* **Dataset extract**

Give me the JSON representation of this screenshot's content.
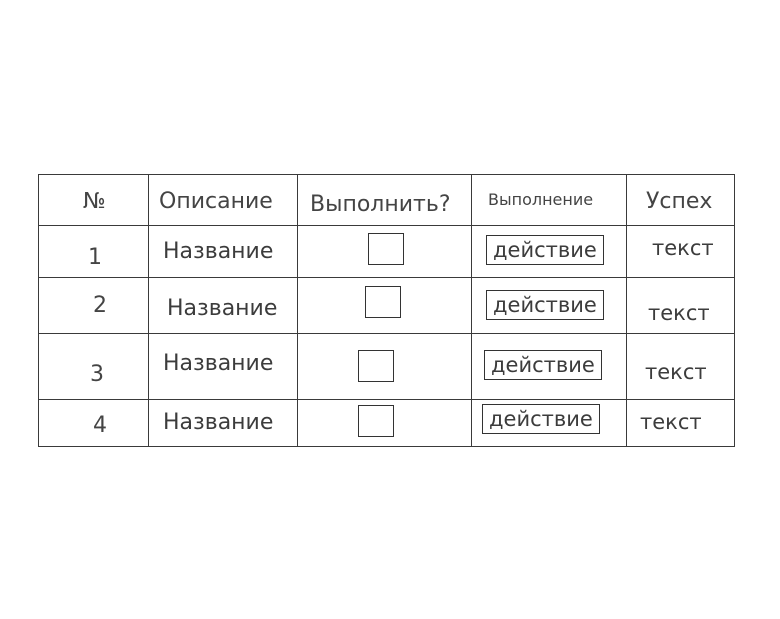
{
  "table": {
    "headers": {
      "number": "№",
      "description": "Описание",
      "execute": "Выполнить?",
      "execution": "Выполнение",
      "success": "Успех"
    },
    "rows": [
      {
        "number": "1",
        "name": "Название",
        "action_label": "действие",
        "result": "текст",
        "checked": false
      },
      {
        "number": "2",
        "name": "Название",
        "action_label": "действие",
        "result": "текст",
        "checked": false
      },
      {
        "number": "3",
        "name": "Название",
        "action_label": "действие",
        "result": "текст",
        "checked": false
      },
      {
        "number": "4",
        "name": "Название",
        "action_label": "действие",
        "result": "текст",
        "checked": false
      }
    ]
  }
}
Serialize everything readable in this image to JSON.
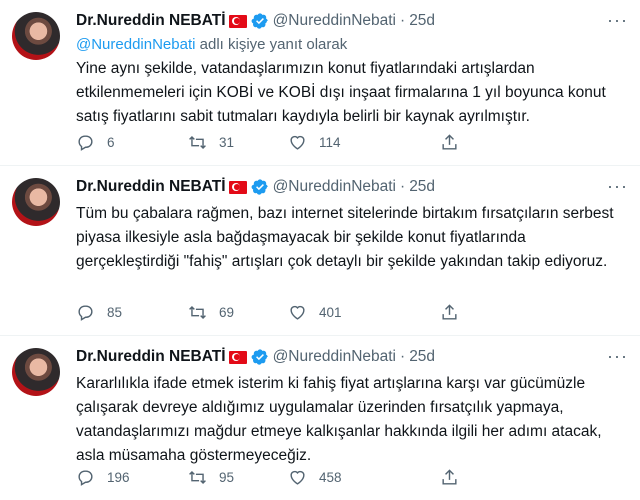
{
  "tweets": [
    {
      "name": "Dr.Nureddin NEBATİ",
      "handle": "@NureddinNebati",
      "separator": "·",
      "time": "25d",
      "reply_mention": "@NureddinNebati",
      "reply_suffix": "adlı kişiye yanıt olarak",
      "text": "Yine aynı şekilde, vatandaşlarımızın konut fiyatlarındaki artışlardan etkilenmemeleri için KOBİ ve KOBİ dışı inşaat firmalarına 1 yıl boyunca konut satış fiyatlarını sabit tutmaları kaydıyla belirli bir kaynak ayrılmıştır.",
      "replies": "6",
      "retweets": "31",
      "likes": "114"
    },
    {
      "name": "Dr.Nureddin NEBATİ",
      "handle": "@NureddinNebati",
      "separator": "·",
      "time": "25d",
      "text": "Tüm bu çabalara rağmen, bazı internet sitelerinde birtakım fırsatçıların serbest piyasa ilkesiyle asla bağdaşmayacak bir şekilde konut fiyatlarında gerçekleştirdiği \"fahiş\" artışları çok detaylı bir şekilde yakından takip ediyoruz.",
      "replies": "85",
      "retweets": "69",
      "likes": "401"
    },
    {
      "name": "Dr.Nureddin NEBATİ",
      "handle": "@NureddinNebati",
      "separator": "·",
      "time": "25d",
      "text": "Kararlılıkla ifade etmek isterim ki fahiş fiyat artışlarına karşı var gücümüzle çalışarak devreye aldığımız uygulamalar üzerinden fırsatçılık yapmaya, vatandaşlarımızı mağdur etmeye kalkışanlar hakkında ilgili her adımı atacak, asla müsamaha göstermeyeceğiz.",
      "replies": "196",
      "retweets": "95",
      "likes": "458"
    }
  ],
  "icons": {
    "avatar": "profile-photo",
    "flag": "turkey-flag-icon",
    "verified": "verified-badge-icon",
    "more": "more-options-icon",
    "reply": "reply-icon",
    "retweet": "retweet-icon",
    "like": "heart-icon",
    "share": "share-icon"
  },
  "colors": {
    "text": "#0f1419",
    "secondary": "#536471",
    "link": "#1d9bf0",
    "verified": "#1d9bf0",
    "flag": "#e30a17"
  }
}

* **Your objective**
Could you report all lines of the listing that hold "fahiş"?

* **Result**
      "text": "Tüm bu çabalara rağmen, bazı internet sitelerinde birtakım fırsatçıların serbest piyasa ilkesiyle asla bağdaşmayacak bir şekilde konut fiyatlarında gerçekleştirdiği \"fahiş\" artışları çok detaylı bir şekilde yakından takip ediyoruz.",
      "text": "Kararlılıkla ifade etmek isterim ki fahiş fiyat artışlarına karşı var gücümüzle çalışarak devreye aldığımız uygulamalar üzerinden fırsatçılık yapmaya, vatandaşlarımızı mağdur etmeye kalkışanlar hakkında ilgili her adımı atacak, asla müsamaha göstermeyeceğiz.",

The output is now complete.